Entries from a dataset of interfaces:
▽
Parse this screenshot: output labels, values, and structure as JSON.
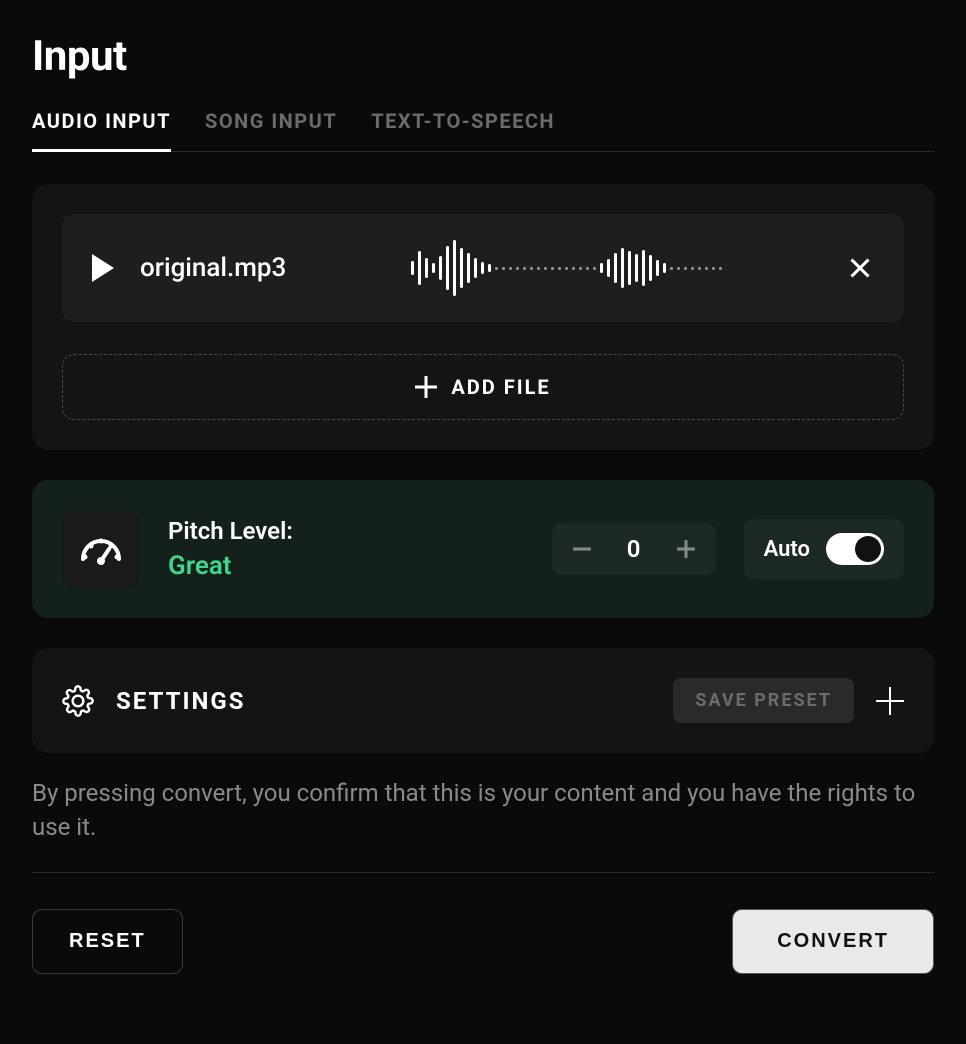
{
  "header": {
    "title": "Input"
  },
  "tabs": [
    {
      "label": "AUDIO INPUT",
      "active": true
    },
    {
      "label": "SONG INPUT",
      "active": false
    },
    {
      "label": "TEXT-TO-SPEECH",
      "active": false
    }
  ],
  "file": {
    "name": "original.mp3"
  },
  "add_file": {
    "label": "ADD FILE"
  },
  "pitch": {
    "label": "Pitch Level:",
    "status": "Great",
    "value": "0",
    "auto_label": "Auto",
    "auto_on": true
  },
  "settings": {
    "title": "SETTINGS",
    "save_preset": "SAVE PRESET"
  },
  "disclaimer": "By pressing convert, you confirm that this is your content and you have the rights to use it.",
  "footer": {
    "reset": "RESET",
    "convert": "CONVERT"
  }
}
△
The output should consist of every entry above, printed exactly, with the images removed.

Parse this screenshot: output labels, values, and structure as JSON.
{
  "header": {
    "title": "Input"
  },
  "tabs": [
    {
      "label": "AUDIO INPUT",
      "active": true
    },
    {
      "label": "SONG INPUT",
      "active": false
    },
    {
      "label": "TEXT-TO-SPEECH",
      "active": false
    }
  ],
  "file": {
    "name": "original.mp3"
  },
  "add_file": {
    "label": "ADD FILE"
  },
  "pitch": {
    "label": "Pitch Level:",
    "status": "Great",
    "value": "0",
    "auto_label": "Auto",
    "auto_on": true
  },
  "settings": {
    "title": "SETTINGS",
    "save_preset": "SAVE PRESET"
  },
  "disclaimer": "By pressing convert, you confirm that this is your content and you have the rights to use it.",
  "footer": {
    "reset": "RESET",
    "convert": "CONVERT"
  }
}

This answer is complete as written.